> DATASET:

=-=-=

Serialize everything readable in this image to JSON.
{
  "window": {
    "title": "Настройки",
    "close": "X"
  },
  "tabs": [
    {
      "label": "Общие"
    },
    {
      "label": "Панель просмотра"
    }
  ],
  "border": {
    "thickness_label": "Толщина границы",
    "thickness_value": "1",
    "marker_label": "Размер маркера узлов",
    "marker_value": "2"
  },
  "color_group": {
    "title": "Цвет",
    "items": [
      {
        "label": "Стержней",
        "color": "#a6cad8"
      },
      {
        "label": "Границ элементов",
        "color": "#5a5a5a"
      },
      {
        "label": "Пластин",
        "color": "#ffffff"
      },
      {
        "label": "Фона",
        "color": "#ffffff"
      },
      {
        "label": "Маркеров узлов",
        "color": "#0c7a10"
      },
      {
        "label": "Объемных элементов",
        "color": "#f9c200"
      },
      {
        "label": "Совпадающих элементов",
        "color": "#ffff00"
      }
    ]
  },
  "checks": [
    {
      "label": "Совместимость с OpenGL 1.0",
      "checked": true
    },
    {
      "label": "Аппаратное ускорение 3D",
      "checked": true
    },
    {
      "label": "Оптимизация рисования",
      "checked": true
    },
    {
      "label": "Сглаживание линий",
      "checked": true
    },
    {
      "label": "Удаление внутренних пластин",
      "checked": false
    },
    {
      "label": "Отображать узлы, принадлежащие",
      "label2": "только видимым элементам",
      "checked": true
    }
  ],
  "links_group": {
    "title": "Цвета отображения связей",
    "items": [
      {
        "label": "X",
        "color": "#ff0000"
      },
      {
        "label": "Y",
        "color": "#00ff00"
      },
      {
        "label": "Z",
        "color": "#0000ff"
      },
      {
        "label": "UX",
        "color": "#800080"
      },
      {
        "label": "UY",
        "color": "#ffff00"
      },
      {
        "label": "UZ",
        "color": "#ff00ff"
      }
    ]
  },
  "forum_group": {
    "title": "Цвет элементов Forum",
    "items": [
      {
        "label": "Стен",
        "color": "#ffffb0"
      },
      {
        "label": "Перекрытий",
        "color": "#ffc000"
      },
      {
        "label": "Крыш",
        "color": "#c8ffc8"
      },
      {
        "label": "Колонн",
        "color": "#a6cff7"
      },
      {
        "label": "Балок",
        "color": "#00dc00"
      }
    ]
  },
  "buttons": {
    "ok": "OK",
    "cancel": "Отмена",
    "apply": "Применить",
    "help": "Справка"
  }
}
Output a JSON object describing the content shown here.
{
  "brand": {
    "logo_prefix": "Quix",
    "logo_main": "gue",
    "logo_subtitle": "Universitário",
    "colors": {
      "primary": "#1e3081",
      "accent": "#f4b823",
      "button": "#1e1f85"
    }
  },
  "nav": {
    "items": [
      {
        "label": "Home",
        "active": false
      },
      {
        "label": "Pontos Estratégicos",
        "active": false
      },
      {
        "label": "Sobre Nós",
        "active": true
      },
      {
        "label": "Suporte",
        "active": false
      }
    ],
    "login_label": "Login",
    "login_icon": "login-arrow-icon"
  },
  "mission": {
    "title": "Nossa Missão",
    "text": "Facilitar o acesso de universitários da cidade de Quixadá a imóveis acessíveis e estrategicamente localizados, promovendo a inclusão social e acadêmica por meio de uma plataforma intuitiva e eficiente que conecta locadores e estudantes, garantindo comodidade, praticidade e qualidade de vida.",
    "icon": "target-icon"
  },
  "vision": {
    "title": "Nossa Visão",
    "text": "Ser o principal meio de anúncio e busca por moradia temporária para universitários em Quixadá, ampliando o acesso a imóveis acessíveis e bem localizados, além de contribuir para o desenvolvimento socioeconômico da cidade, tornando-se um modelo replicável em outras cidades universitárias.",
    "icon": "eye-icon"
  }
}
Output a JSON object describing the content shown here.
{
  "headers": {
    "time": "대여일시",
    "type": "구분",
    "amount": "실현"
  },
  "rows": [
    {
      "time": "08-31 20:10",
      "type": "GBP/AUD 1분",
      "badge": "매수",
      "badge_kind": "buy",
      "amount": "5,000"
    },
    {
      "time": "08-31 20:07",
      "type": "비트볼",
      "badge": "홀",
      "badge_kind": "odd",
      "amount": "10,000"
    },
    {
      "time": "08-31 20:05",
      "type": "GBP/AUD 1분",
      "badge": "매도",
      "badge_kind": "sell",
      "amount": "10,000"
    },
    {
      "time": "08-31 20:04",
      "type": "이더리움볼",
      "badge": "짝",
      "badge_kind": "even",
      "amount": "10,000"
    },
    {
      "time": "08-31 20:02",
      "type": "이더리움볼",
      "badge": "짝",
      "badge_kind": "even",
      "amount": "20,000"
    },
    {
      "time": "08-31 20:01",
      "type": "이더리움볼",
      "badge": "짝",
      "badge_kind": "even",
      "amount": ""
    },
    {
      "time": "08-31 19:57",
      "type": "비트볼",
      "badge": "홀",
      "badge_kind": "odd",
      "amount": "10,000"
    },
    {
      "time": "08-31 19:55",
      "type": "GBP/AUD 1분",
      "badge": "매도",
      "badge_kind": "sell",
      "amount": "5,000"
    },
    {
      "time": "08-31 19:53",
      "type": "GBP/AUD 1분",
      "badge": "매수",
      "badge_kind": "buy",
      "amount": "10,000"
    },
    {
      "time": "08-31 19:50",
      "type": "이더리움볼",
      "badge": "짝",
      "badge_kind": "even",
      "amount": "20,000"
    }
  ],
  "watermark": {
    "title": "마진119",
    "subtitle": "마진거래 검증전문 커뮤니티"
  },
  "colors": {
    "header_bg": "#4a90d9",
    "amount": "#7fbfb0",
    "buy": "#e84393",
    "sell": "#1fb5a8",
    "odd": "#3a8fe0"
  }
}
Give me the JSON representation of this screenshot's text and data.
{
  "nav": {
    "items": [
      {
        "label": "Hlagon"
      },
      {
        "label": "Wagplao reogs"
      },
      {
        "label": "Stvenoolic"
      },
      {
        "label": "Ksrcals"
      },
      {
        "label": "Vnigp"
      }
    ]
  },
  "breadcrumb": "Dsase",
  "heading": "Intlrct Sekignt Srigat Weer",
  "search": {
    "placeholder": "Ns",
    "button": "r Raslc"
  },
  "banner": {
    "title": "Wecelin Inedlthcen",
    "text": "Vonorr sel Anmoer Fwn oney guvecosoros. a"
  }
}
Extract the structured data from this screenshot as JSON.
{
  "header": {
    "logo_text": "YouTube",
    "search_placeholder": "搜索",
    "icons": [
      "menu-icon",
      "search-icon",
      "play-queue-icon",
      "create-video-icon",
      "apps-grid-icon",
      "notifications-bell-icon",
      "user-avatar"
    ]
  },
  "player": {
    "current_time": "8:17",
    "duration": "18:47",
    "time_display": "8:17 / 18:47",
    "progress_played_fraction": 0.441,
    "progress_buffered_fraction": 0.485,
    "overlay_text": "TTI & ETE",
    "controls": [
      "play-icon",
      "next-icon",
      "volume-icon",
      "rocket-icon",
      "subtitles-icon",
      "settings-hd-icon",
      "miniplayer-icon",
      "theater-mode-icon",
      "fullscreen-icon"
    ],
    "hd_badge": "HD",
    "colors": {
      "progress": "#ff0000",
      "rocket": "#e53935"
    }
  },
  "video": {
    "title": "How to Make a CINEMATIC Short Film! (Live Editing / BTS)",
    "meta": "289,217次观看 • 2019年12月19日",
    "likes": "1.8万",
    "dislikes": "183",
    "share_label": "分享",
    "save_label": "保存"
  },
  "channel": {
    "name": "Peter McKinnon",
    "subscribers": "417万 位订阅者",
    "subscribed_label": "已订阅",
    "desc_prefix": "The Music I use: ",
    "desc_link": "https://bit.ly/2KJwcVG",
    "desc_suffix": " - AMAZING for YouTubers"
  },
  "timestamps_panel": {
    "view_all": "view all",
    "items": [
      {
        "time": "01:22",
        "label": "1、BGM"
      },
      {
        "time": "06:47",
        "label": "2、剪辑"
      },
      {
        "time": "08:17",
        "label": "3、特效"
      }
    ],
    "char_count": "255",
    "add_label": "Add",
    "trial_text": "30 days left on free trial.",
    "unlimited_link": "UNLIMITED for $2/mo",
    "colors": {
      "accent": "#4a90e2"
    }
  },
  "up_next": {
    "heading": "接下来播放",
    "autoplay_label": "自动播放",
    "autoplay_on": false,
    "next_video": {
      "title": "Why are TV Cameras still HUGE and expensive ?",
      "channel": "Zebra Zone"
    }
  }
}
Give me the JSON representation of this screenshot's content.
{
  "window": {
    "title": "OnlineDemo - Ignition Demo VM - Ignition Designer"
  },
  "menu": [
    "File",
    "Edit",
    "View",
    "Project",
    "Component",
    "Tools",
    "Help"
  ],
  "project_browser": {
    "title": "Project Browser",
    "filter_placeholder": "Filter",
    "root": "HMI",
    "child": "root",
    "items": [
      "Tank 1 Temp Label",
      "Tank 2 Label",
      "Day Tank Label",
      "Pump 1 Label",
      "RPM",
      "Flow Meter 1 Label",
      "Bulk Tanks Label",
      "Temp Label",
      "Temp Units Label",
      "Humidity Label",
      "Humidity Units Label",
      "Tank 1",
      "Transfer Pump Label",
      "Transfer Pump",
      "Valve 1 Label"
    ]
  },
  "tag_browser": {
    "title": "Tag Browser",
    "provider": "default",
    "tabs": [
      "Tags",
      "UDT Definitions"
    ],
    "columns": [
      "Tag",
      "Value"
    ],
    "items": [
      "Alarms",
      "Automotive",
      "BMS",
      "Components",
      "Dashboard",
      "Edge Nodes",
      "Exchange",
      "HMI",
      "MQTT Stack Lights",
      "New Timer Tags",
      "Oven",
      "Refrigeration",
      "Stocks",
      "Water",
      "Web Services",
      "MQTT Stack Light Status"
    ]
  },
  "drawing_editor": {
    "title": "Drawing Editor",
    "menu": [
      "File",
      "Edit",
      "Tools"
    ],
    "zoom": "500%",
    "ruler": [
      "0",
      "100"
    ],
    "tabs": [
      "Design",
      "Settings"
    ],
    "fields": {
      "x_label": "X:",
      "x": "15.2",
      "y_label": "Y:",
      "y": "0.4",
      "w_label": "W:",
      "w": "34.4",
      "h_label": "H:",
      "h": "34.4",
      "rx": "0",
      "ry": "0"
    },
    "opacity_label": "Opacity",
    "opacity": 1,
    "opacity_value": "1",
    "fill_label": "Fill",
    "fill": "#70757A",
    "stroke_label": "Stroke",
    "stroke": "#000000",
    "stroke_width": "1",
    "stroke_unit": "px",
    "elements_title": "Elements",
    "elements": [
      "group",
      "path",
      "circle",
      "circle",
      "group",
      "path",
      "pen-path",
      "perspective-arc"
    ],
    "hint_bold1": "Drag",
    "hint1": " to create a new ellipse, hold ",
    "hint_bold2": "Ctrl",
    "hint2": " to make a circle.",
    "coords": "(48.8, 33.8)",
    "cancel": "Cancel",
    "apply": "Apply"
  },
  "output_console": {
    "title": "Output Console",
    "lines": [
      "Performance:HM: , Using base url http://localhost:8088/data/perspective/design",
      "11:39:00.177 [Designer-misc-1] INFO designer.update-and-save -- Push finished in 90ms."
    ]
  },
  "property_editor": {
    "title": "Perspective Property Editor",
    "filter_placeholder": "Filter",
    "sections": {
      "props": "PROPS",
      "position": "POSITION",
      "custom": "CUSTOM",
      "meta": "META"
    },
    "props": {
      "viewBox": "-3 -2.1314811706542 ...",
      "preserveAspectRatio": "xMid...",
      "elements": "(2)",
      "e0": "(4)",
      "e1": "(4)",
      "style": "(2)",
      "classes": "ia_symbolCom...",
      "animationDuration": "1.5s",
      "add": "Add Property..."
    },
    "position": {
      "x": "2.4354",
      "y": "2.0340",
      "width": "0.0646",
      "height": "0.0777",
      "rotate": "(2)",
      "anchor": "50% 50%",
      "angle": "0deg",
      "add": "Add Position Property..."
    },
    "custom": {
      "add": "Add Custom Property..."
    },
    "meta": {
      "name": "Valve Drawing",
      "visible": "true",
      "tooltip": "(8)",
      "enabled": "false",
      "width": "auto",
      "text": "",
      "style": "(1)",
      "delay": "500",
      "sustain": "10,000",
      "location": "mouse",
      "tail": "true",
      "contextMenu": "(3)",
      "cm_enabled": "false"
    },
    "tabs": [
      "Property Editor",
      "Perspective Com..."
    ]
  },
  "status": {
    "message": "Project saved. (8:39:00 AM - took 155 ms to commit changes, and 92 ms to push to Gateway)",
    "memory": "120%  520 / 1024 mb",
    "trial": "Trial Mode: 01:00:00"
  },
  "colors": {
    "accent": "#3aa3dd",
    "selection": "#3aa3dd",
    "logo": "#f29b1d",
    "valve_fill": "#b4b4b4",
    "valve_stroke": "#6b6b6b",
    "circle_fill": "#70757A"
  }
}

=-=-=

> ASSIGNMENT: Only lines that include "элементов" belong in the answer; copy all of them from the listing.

> TASK ANSWER:
        "label": "Границ элементов",
        "label": "Объемных элементов",
        "label": "Совпадающих элементов",
    "title": "Цвет элементов Forum",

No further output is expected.